Every line that holds the word "content" needs to be copied from the data below.

**** TASK DATA

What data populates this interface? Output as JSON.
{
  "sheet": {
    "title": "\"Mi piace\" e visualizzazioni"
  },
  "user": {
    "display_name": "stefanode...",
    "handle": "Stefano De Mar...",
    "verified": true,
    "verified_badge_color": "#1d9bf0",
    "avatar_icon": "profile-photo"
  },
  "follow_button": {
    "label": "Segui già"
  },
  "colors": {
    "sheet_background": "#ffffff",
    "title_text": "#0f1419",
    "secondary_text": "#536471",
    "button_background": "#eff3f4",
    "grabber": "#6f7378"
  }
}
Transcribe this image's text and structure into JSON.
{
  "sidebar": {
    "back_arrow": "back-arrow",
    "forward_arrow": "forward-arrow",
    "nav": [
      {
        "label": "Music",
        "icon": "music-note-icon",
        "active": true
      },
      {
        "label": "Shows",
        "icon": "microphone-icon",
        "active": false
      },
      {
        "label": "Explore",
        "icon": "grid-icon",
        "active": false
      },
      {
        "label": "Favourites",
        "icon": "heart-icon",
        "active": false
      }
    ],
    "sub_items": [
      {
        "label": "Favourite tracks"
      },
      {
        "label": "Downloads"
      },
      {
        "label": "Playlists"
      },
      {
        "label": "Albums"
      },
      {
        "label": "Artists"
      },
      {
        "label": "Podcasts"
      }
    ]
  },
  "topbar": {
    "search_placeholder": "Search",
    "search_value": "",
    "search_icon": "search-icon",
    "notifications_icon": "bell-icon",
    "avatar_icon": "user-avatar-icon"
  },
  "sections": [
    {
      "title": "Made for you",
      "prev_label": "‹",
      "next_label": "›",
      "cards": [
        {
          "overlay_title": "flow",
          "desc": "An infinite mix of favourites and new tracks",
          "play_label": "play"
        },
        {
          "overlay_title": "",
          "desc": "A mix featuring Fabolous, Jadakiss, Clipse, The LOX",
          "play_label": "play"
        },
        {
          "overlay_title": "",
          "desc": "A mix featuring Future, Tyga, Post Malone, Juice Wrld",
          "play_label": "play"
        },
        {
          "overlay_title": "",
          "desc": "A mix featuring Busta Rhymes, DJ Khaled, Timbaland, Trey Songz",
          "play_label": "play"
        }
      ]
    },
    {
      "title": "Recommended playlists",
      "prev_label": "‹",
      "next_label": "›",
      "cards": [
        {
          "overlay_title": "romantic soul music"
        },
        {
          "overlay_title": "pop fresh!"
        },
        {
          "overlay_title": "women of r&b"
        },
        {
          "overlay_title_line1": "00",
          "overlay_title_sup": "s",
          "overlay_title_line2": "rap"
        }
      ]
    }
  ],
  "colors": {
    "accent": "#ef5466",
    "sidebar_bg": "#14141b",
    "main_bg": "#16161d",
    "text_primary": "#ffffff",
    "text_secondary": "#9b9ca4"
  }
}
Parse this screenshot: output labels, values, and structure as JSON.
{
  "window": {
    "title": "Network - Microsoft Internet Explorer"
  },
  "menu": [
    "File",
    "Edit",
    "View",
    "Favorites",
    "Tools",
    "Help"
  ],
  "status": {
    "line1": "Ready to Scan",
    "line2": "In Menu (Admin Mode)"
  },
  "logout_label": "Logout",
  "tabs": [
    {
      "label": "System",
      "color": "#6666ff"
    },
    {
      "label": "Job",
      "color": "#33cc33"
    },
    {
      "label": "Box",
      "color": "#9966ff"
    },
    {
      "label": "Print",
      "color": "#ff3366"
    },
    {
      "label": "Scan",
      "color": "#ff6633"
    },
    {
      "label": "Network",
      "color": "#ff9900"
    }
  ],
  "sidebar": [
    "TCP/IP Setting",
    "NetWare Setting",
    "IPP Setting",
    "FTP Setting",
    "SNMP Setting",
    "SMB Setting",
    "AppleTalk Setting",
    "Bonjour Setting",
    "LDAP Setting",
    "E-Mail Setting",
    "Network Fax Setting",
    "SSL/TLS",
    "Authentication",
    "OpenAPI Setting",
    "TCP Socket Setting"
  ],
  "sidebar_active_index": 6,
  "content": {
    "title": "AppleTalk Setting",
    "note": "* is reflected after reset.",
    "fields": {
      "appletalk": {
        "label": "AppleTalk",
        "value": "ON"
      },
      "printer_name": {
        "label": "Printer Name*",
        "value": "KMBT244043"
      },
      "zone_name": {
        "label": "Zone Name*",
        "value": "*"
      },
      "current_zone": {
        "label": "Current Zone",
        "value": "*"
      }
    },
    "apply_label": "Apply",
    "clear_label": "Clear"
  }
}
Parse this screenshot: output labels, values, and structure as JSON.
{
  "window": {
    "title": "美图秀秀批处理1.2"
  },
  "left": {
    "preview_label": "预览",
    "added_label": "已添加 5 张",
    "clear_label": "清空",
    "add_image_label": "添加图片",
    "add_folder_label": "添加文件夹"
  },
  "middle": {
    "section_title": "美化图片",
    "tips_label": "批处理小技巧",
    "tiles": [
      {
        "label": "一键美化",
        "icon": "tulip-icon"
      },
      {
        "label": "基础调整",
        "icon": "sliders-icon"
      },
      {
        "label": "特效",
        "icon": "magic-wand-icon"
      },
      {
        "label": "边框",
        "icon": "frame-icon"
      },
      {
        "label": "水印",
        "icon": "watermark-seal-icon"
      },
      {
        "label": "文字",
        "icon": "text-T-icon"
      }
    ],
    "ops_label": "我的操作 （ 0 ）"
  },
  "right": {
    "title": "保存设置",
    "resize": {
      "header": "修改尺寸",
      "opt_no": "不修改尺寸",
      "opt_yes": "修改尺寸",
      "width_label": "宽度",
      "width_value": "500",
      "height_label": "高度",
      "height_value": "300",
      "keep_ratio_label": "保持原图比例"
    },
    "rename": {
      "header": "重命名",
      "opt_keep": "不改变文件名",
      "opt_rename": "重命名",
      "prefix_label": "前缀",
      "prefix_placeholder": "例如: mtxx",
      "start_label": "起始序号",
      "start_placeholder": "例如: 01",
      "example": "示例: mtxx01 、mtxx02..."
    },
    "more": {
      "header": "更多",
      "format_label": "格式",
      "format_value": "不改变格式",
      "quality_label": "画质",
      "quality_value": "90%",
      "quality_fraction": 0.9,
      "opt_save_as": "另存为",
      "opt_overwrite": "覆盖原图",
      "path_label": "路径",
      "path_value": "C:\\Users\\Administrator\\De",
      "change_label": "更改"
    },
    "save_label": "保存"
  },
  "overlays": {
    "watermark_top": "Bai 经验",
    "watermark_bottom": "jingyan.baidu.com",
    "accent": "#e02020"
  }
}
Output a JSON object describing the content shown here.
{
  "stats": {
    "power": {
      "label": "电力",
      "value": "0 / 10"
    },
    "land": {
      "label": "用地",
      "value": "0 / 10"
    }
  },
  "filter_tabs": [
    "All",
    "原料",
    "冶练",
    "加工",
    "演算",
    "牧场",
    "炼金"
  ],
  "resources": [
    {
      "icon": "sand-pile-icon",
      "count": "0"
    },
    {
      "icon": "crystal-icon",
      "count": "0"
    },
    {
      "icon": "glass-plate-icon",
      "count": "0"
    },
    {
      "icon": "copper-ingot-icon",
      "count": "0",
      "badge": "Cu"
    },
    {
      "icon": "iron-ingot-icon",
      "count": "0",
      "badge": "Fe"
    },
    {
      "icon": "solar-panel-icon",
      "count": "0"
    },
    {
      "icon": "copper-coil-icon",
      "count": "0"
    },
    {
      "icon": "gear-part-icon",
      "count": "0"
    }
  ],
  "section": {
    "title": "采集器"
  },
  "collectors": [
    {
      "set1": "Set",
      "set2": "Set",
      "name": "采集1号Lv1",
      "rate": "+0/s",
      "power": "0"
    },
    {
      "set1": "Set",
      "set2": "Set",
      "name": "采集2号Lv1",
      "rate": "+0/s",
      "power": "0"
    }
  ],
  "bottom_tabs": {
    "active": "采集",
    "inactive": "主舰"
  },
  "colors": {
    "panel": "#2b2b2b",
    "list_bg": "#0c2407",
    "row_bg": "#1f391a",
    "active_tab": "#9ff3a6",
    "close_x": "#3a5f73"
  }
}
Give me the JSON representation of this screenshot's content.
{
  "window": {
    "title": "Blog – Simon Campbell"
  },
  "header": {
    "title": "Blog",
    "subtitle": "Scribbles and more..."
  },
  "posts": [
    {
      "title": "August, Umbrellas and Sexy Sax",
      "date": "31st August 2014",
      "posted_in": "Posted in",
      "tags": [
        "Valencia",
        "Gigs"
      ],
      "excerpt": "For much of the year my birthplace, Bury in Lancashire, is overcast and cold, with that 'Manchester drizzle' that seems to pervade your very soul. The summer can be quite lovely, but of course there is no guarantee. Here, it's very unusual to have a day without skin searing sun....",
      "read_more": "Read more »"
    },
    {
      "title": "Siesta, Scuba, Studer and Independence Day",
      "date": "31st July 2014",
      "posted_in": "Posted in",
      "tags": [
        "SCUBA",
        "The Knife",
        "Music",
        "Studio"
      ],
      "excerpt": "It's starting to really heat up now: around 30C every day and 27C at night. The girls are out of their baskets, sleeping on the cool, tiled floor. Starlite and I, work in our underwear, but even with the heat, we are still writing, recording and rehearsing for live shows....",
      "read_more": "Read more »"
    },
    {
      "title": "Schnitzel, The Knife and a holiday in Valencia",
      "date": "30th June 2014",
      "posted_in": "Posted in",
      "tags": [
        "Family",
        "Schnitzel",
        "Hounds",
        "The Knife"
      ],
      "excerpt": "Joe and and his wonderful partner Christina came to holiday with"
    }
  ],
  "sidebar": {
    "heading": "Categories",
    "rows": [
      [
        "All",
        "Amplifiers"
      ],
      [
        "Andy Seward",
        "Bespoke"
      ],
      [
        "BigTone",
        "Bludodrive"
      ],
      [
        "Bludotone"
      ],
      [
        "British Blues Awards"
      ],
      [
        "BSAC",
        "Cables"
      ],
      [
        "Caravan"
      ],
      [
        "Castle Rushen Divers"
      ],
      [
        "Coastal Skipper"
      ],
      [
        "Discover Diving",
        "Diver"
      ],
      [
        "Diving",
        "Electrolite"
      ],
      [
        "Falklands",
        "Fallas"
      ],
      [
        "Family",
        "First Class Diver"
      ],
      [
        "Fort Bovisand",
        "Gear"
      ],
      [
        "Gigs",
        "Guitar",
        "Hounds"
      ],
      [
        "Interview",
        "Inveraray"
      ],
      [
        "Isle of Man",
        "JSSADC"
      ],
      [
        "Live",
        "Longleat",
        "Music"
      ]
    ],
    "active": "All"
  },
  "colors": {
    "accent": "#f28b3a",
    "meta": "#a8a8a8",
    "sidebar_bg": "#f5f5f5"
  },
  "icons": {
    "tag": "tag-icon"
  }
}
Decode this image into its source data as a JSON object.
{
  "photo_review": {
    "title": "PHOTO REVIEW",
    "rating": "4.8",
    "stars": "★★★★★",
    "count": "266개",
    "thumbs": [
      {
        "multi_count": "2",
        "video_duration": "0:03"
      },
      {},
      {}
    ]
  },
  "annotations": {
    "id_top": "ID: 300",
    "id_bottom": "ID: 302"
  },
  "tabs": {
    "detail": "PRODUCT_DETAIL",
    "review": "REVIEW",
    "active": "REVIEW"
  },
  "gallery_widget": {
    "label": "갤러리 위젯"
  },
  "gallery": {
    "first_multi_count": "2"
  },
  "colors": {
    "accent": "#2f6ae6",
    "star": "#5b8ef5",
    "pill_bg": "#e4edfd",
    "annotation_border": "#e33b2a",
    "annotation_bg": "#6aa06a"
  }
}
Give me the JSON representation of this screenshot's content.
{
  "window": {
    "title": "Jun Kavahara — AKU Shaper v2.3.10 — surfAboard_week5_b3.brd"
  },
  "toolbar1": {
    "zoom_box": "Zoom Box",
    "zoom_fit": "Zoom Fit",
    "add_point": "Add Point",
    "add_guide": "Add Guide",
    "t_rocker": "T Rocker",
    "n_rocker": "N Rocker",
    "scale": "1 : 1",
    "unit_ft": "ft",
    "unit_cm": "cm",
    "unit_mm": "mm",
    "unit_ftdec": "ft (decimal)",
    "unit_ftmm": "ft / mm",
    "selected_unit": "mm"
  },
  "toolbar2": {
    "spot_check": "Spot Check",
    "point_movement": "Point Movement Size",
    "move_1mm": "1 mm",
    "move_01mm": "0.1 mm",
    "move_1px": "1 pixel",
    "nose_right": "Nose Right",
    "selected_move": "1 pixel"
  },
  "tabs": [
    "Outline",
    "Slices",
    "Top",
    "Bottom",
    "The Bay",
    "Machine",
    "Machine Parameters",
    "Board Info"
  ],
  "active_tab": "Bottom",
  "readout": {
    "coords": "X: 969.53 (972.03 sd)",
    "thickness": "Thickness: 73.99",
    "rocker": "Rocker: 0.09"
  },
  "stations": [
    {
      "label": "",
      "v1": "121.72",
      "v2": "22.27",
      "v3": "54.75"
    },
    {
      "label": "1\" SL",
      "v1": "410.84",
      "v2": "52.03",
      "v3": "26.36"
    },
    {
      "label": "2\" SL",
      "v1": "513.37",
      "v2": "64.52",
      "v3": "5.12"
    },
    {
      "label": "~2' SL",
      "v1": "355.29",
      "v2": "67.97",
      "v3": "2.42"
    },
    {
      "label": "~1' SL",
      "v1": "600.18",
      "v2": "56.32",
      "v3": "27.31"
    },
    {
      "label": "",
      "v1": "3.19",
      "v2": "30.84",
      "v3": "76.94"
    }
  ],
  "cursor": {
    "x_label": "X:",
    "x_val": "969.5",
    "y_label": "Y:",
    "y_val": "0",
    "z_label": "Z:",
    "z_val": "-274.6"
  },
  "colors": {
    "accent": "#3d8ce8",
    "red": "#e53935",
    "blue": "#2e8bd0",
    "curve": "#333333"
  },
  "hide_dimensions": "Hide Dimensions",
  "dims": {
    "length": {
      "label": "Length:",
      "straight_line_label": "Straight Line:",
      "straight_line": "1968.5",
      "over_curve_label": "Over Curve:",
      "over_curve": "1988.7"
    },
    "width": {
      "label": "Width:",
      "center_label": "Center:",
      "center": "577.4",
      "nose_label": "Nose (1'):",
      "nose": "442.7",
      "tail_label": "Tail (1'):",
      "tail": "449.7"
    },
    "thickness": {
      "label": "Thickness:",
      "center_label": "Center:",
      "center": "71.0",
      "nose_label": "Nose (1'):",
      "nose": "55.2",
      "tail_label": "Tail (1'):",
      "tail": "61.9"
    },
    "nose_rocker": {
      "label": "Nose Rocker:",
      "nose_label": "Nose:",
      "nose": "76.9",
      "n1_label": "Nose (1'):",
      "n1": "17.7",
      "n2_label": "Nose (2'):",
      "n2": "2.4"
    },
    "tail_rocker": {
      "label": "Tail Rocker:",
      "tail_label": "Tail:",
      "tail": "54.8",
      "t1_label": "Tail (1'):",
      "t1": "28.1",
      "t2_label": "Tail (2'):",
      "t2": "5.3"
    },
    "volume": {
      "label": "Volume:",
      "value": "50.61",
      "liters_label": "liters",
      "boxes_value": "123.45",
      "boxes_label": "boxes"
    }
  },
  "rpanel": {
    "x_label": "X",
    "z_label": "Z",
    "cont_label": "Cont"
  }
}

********

COMPLETED EXERCISE
  "content": {
Output a JSON object describing the content shown here.
Give me the JSON representation of this screenshot's content.
Give me the JSON representation of this screenshot's content.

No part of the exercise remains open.